▸ **YOUR OBJECTIVE**: Search term "value": copy each line of the data containing it.

(Records drawn from a dataset)
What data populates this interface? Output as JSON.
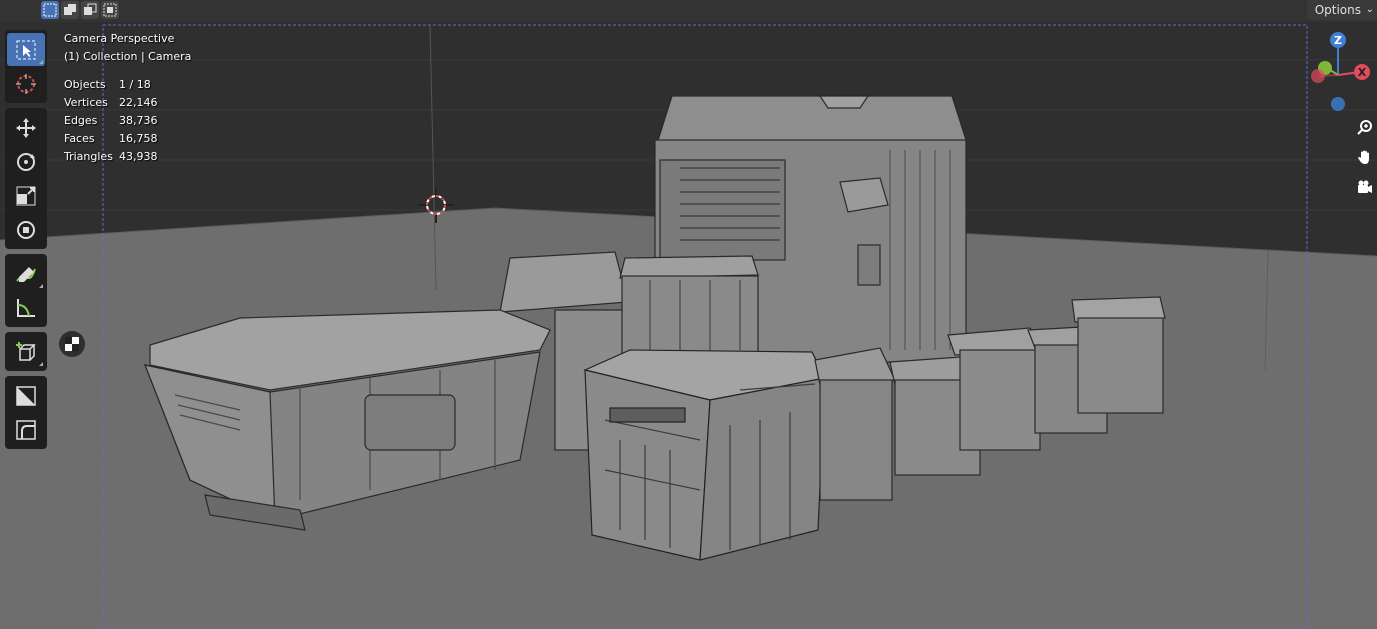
{
  "header": {
    "options_label": "Options",
    "selection_modes": [
      "select-new-icon",
      "select-extend-icon",
      "select-subtract-icon",
      "select-intersect-icon"
    ]
  },
  "toolbar": {
    "tools": [
      "select-box-icon",
      "cursor-icon",
      "move-icon",
      "rotate-icon",
      "scale-icon",
      "transform-icon",
      "annotate-icon",
      "measure-icon",
      "add-cube-icon",
      "shade-icon",
      "bevel-icon"
    ]
  },
  "overlay": {
    "view_name": "Camera Perspective",
    "collection_line": "(1) Collection | Camera",
    "stats": [
      {
        "label": "Objects",
        "value": "1 / 18"
      },
      {
        "label": "Vertices",
        "value": "22,146"
      },
      {
        "label": "Edges",
        "value": "38,736"
      },
      {
        "label": "Faces",
        "value": "16,758"
      },
      {
        "label": "Triangles",
        "value": "43,938"
      }
    ]
  },
  "gizmo": {
    "z_label": "Z",
    "x_label": "X",
    "y_label": "Y",
    "colors": {
      "x": "#e04c5c",
      "y": "#7fb73b",
      "z": "#3f80d6"
    }
  },
  "nav_icons": [
    "zoom-icon",
    "hand-pan-icon",
    "camera-view-icon"
  ],
  "colors": {
    "accent": "#4772b3",
    "background": "#2b2b2b",
    "floor": "#6f6f6f"
  }
}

▸ **TASK RESPONSE**:
        "value": "1 / 18"
        "value": "22,146"
        "value": "38,736"
        "value": "16,758"
        "value": "43,938"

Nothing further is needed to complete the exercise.